Props can be used to breathe life into a static artwork, perhaps through touching materials used to make it, hearing music associated with it, seeing the technique used to create it, or looking at it in a contextual photograph. Good props enhance understanding of the art and artist. Props may also better accommodate visitors of all ages who prefer hands-on experiences. Activating our senses reinforces learning on a tour.

Some docents and guides are comfortable using an iPad or tablet on their tour, with all supporting contextual information at their fingertips. While it is convenient to use an iPad or tablet, use it sparingly at tour stops to keep your group focused and engaged with the artwork rather than the technology.

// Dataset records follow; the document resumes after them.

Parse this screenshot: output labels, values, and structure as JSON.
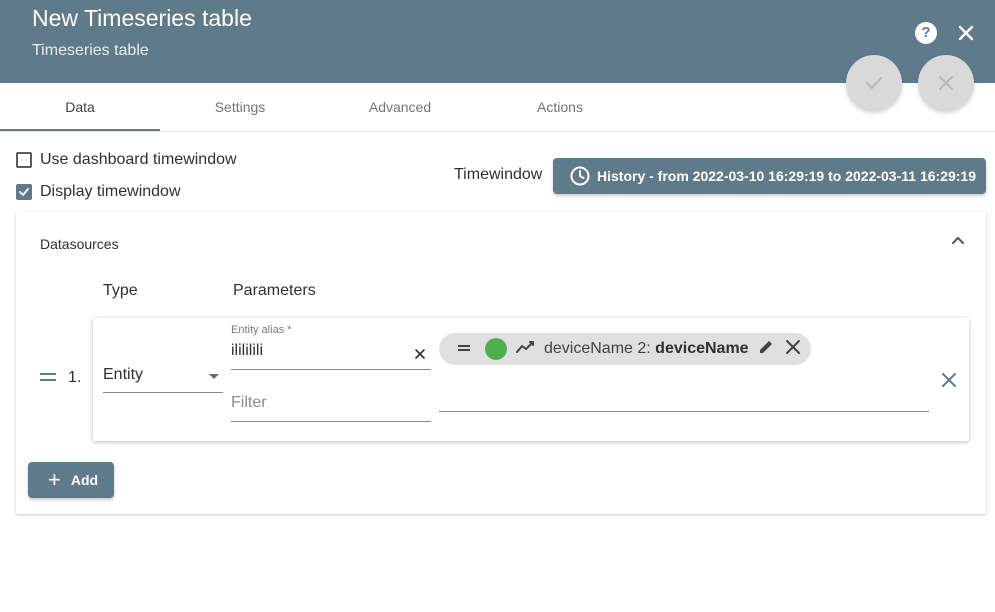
{
  "header": {
    "title": "New Timeseries table",
    "subtitle": "Timeseries table",
    "help_icon": "help-circle-icon",
    "close_icon": "close-icon",
    "help_glyph": "?"
  },
  "fabs": {
    "apply_icon": "check-icon",
    "cancel_icon": "close-icon"
  },
  "tabs": [
    {
      "label": "Data",
      "active": true
    },
    {
      "label": "Settings",
      "active": false
    },
    {
      "label": "Advanced",
      "active": false
    },
    {
      "label": "Actions",
      "active": false
    }
  ],
  "options": {
    "use_dashboard_timewindow": {
      "label": "Use dashboard timewindow",
      "checked": false
    },
    "display_timewindow": {
      "label": "Display timewindow",
      "checked": true
    }
  },
  "timewindow": {
    "label": "Timewindow",
    "button_text": "History - from 2022-03-10 16:29:19 to 2022-03-11 16:29:19",
    "icon": "clock-icon"
  },
  "datasources": {
    "title": "Datasources",
    "collapse_icon": "chevron-up-icon",
    "columns": {
      "type": "Type",
      "parameters": "Parameters"
    },
    "rows": [
      {
        "index": "1.",
        "type": "Entity",
        "entity_alias_label": "Entity alias *",
        "entity_alias_value": "ilililili",
        "filter_placeholder": "Filter",
        "key_chip": {
          "color": "#4caf50",
          "label": "deviceName 2:",
          "key": "deviceName",
          "type_icon": "timeseries-icon"
        }
      }
    ],
    "add_label": "Add"
  },
  "colors": {
    "primary": "#5f7a8b",
    "fab_bg": "#d9d9d9",
    "chip_bg": "#e0e0e0"
  }
}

Once you have your choice of artworks, check out prop possibilities in the Tour Office. If you have not used props before on a tour, try adding one for your next tour. For Art Adventure sets, we have folders with contextual photos and other materials supporting discussion on your route.

Tip: If you don’t like to carry props on your tour, consider what students can touch in the museum, such as stair railings to feel metal, a wall or floor to feel marble, or an interactive map to activate that sense of touch. Look at what other artworks are in the gallery, too, to help support the context of what you are discussing. For example, if you are looking at Japanese teaware, include a quick stop at the teahouse to offer visitors a better understanding of the context in which the wares would be used.